May 18, 2011: During the announcement of publication of my children’s story, “Viku and the Elephant,” at the Idaho Falls Public Library, Matthew, a 4th grader, asked me how I came up with the name Viku. It was a very good question. I was surprised by his wonderful courage at a gathering where there were many adults: teachers, a principal of an elementary school, the librarian, several writers, parents, friends, even my aquatic aerobics instructor, and a few other children and grandchildren that accompanied them. I have known Matthew for two years; he is a quiet, intelligent boy with large dreamy eyes. His question was a true delight.
In India, most people have two names – one is called the good name, a name they get when they have their first solid-food, which is eaten during a special ceremony (Annaprasan) at the age of nine months to a year old.  This name becomes their official name. Traditionally, Indians do not give an official name to a child when born, as is done in the West. This is because in the olden days many children died early in life. All children, however, get a nickname, and often are called by that name for the rest of their lives. My twin sister’s nickname is Chhobi (“picture”), because she was a beautiful baby, and I was called Lattu (“spinning top”). You can imagine why they called me “spinning top”, something that goes round and round – I must have been a very busy little boy. The formal names – the good names – are often big, heavy, serious, and difficult to pronounce and used mostly in official papers, and, for many, not so much in everyday life.
Viku didn’t have a good name. I didn’t even imagine a good name for him. He was Viku as soon as he was born in my mind and remained so.
Matthew sent me back to my childhood when I first heard about a legendary King named Vikram. Vikram is a Sanskrit word, meaning “brave.” He was a wise king – valorous and magnanimous, and he willingly faced dangers in order to save his subjects.

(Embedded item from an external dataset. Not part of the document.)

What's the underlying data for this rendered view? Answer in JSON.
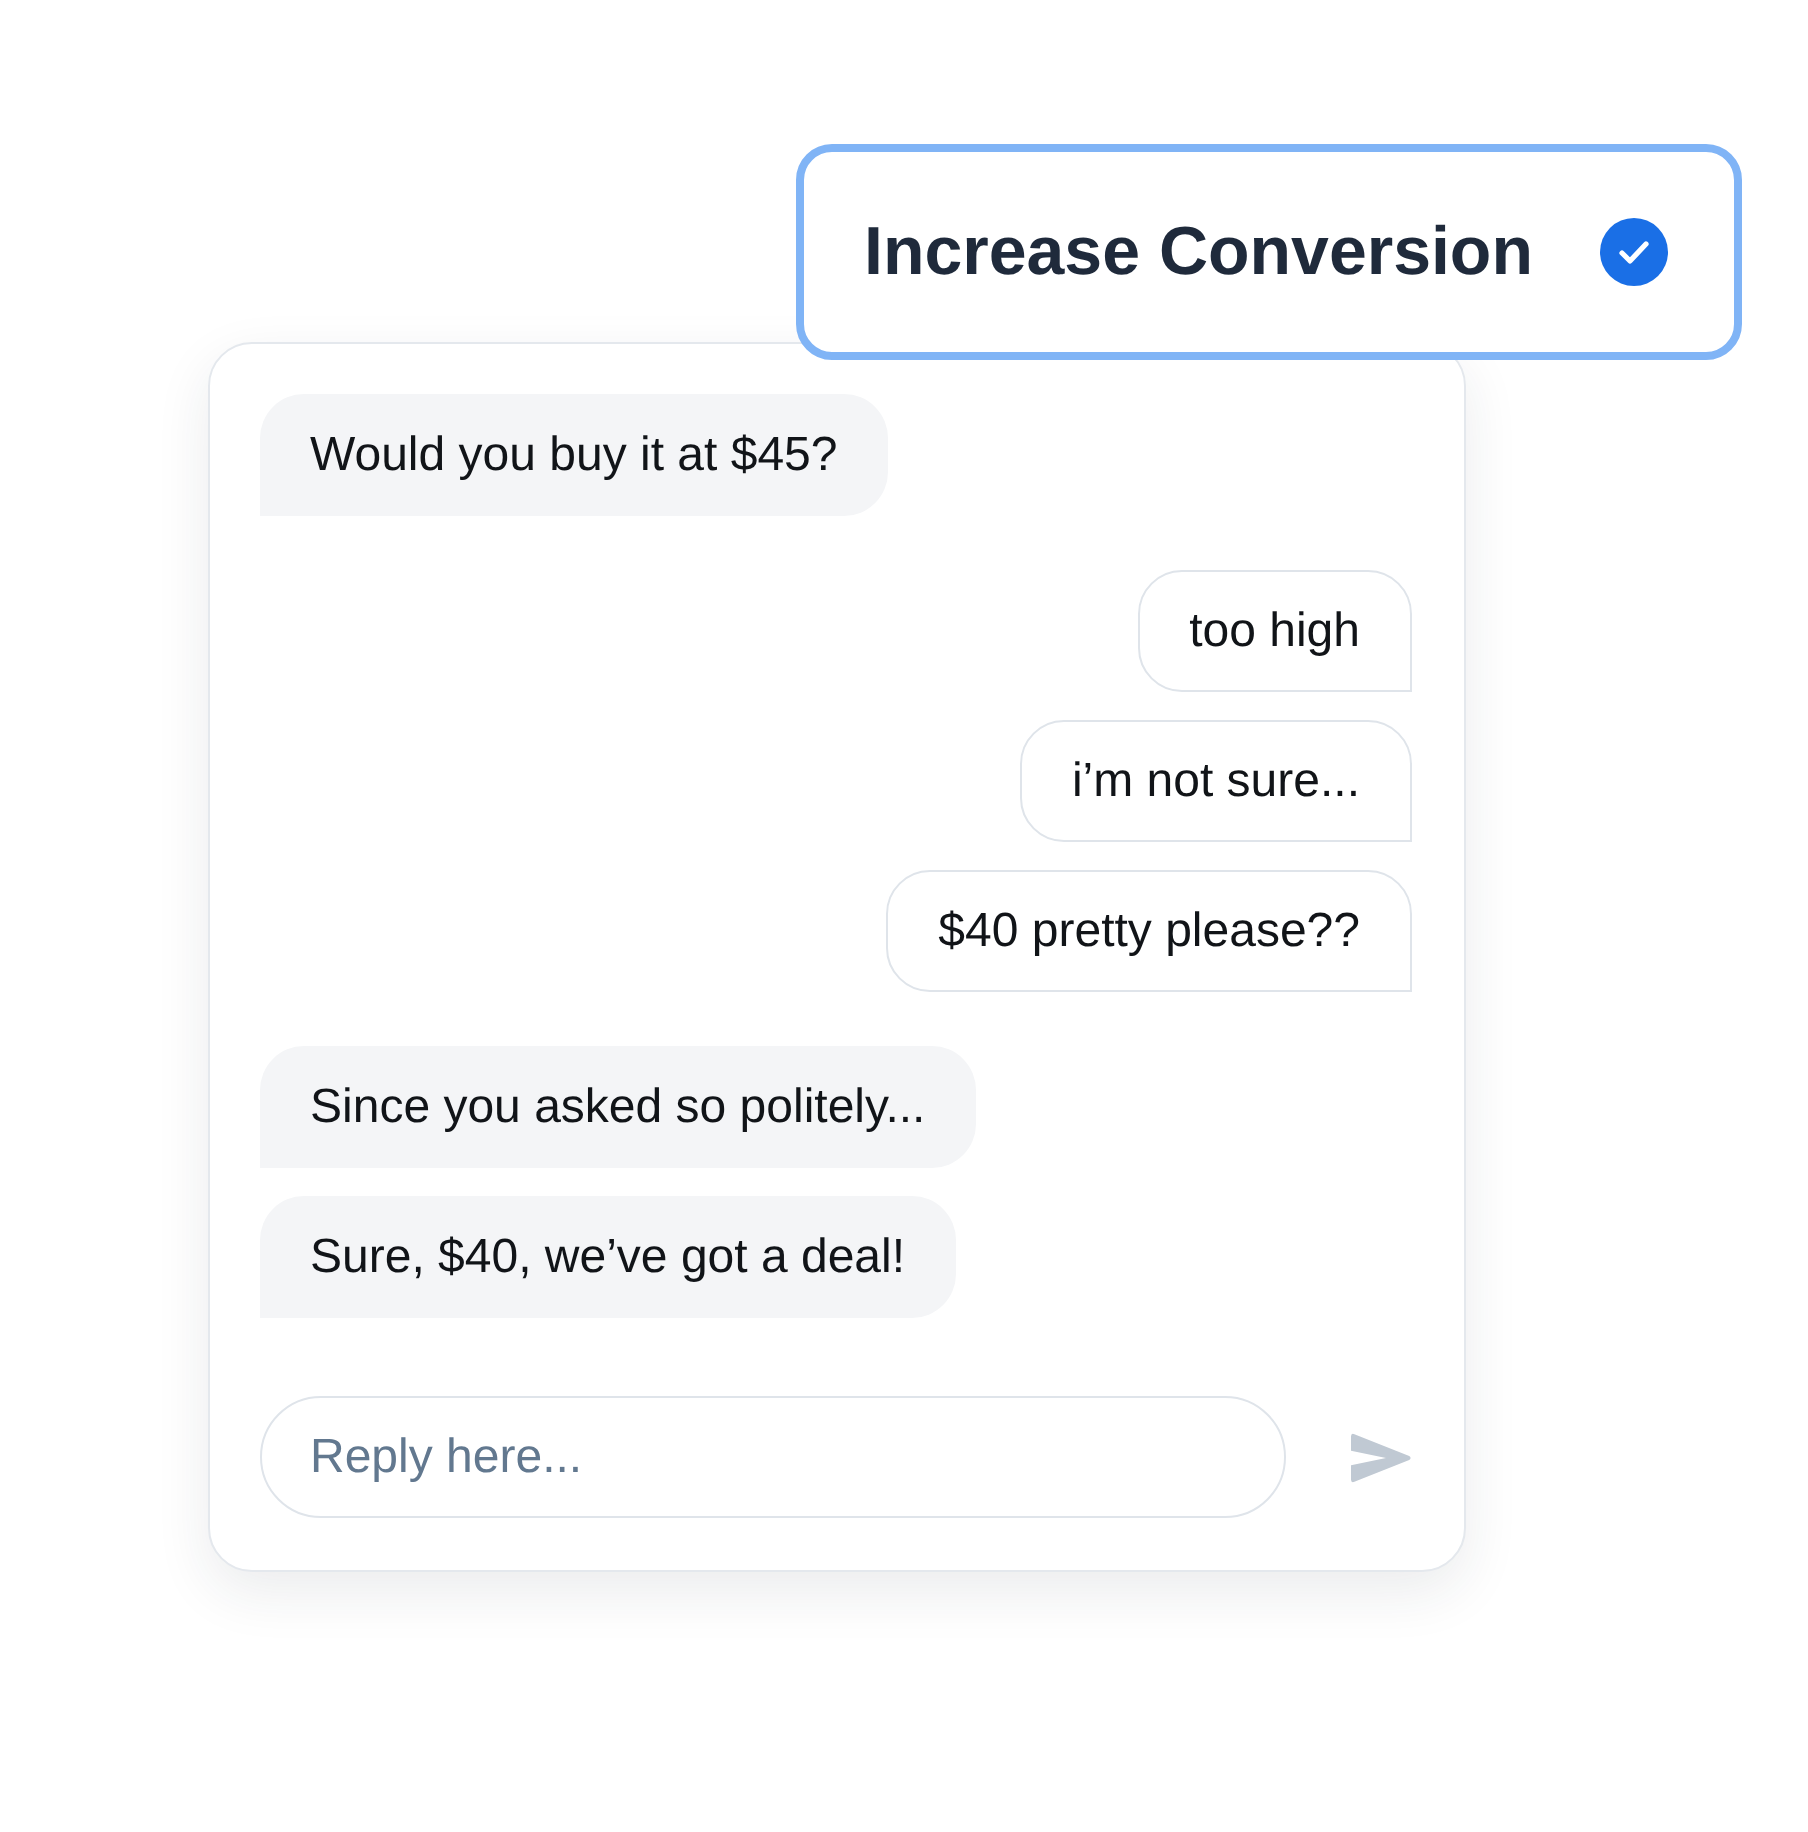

You may have read or heard of the book Vikram and the Vampire, which describes many of his adventures.
Like Jeffrey becomes Jeff, Viku is a nickname that comes from Vikram. In India the “u” sound serves the same purpose as the ee or y sound serves in the west (Cathy, Scotty, etc.). Vik could also be his name from Vikram, but that does not sound Indian and to me, Viku is more affectionate.
So, Viku in the story got his name from Vikram, the great king. Therefore, expect Viku to be brave and a very good person like King Vikram. Now you read the story and tell me if he is.